In 2016 non-food retail sales increased 6.8%, benefitting from robust private consumption growth fuelled by low inflation and increasing employment.
- Over the last three years the Hungarian consumer durables retail sector recorded growth rates above the EU average. In 2016 non-food retail sales increased 6.8%, benefitting from robust private consumption growth of 4%, which was fuelled by low inflation and increasing employment.
- Consumer durables retail growth is set to continue in 2017, although at a lower level than in 2016 as private consumption growth will slow down somewhat.
- The consumer durables market is characterised by strong price competition, which has increased due to the increasing importance of online sales, which grew 24% in 2016. Online transactions accounted for 3.9% of all retail trade in 2016, up from 3% in 2015. As the increased price competition is currently more than offset by demand increase, businesses’ profit margins continue to improve.
- Retailers have been trying to keep their inventories on a manageable level, but some players are not sufficiently capitalised, requiring additional bank- or supplier-financing. Banks are generally willing to provide loans to the sector.
- Payment duration in the Hungarian consumer durables retail industry is 60 days on average. Payment delays show no increasing trend, however, in the furniture industry the current situation is worrying, as almost 3% of invoices are paid with delays of more than 90 days. Consumer durables retail insolvencies are on a par with other Hungarian industries, and no increases are expected in 2017.
- Tax-evasion/tax fraud is an issue in this sector because the 27% VAT in Hungary is one of the highest in the world.
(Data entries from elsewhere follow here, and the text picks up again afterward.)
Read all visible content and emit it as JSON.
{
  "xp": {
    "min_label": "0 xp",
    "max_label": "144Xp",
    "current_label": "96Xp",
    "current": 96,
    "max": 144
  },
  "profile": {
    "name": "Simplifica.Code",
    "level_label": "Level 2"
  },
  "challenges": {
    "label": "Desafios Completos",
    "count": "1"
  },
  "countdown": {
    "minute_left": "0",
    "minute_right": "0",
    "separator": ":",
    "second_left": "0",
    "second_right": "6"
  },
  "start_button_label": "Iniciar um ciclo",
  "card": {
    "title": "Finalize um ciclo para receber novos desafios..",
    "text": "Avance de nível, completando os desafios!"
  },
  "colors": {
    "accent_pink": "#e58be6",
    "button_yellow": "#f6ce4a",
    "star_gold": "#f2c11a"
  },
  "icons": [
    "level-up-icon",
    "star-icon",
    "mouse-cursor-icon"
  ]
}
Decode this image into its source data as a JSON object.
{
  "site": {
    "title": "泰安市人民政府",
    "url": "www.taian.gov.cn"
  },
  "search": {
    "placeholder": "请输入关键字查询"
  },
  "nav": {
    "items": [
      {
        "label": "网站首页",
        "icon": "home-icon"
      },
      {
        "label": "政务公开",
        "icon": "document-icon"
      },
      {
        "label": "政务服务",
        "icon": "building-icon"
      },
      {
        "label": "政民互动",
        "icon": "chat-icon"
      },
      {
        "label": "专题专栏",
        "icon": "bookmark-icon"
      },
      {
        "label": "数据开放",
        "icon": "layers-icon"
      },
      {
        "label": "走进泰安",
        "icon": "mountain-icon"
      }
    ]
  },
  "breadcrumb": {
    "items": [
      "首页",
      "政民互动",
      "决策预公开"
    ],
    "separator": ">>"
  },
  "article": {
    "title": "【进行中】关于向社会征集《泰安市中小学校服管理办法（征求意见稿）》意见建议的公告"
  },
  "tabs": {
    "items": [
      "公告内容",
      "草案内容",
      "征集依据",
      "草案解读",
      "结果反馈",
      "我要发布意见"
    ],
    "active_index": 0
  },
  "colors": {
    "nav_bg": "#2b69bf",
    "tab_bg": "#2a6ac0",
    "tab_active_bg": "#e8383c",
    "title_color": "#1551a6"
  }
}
Therefore, quick actions are needed in case of unusual events surrounding a buyer (e.g. sudden changes in name, ownership, management structure, high dividends, suspiciously high increases in turnover or profitability, etc.).